Items listed in a dataset:
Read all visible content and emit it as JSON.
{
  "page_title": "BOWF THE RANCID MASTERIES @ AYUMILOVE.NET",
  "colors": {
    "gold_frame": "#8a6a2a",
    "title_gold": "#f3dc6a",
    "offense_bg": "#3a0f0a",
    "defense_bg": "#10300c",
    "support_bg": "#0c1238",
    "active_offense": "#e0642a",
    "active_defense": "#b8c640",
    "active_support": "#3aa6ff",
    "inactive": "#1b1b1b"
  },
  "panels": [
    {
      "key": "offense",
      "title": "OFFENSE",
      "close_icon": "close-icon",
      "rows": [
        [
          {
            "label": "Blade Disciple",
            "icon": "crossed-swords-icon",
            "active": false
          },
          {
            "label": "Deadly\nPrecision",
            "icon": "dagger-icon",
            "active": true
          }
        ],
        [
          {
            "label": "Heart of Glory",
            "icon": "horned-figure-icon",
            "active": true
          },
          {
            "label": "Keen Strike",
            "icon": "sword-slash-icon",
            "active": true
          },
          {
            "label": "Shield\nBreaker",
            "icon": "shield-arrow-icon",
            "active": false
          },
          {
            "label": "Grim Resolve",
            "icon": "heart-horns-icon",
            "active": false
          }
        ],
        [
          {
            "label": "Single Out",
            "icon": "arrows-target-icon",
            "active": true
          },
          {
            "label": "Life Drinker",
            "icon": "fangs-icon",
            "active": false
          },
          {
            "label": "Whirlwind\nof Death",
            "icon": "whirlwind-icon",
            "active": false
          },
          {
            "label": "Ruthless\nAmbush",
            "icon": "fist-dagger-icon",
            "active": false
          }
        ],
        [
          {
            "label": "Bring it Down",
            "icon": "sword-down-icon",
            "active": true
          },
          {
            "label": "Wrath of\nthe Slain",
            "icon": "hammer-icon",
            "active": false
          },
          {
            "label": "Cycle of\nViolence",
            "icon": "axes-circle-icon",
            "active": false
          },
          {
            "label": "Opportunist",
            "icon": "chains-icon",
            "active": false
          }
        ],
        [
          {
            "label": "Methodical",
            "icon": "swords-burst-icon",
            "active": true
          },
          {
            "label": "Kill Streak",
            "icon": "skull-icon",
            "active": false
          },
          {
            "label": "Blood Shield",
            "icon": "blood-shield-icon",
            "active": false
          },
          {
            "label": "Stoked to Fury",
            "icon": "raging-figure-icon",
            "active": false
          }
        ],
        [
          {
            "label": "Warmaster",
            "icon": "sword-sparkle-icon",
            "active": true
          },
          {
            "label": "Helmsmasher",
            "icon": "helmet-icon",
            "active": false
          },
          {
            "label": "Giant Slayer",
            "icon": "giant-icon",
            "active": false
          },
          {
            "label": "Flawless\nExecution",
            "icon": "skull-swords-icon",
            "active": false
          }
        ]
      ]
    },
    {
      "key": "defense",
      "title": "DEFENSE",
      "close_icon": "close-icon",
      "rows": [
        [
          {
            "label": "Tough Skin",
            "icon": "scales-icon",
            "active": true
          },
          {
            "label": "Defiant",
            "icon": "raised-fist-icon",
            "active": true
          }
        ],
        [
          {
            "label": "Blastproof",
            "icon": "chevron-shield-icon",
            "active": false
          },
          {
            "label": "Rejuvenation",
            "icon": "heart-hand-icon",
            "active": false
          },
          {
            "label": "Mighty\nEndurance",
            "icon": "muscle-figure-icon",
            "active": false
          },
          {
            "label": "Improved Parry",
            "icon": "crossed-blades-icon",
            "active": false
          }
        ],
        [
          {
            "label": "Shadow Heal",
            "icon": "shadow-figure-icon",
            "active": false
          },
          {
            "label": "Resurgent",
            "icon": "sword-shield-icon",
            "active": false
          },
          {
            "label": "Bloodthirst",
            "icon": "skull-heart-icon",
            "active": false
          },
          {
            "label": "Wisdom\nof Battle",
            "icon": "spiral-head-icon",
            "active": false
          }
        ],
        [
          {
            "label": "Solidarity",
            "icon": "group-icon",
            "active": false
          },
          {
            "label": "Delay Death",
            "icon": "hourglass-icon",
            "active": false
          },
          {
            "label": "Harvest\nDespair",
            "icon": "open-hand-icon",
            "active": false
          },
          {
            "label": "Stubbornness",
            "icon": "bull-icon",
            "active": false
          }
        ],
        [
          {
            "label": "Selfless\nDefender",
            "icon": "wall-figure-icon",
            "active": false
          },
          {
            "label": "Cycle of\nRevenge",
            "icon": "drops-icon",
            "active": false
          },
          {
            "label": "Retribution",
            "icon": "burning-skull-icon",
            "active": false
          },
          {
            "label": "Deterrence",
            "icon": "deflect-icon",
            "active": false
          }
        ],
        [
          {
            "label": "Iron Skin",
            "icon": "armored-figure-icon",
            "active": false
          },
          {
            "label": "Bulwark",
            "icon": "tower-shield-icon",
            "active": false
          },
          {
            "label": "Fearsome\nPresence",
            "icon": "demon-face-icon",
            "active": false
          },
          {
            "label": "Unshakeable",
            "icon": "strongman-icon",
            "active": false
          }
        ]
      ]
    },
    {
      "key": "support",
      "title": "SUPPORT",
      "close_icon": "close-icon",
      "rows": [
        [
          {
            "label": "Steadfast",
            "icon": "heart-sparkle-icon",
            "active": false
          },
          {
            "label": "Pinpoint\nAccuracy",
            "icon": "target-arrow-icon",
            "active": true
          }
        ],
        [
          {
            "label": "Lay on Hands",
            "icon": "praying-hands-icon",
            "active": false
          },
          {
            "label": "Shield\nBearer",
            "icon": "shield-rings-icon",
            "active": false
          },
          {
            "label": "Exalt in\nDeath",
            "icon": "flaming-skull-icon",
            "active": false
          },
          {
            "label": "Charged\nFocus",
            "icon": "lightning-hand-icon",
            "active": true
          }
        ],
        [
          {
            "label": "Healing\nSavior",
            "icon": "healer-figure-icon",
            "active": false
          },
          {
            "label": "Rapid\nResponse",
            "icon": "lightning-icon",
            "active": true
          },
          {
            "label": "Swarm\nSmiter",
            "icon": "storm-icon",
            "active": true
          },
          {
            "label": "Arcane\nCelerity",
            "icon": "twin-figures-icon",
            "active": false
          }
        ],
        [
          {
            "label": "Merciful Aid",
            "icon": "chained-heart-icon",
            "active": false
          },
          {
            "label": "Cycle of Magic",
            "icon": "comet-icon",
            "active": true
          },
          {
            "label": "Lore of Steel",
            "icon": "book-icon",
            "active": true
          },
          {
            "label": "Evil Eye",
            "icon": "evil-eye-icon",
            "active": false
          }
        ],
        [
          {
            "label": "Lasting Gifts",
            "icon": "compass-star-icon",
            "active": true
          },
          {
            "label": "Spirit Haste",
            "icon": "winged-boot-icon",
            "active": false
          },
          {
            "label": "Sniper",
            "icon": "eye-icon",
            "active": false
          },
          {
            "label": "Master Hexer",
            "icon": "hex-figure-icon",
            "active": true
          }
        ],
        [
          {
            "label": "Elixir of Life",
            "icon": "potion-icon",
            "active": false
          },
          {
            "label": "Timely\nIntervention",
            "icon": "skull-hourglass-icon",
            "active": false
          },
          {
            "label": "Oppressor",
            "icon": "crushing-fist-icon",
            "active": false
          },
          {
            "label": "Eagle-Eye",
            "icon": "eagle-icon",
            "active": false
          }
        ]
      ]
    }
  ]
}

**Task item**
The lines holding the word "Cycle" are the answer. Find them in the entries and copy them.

**Your response**
            "label": "Cycle of\nViolence",
            "label": "Cycle of\nRevenge",
            "label": "Cycle of Magic",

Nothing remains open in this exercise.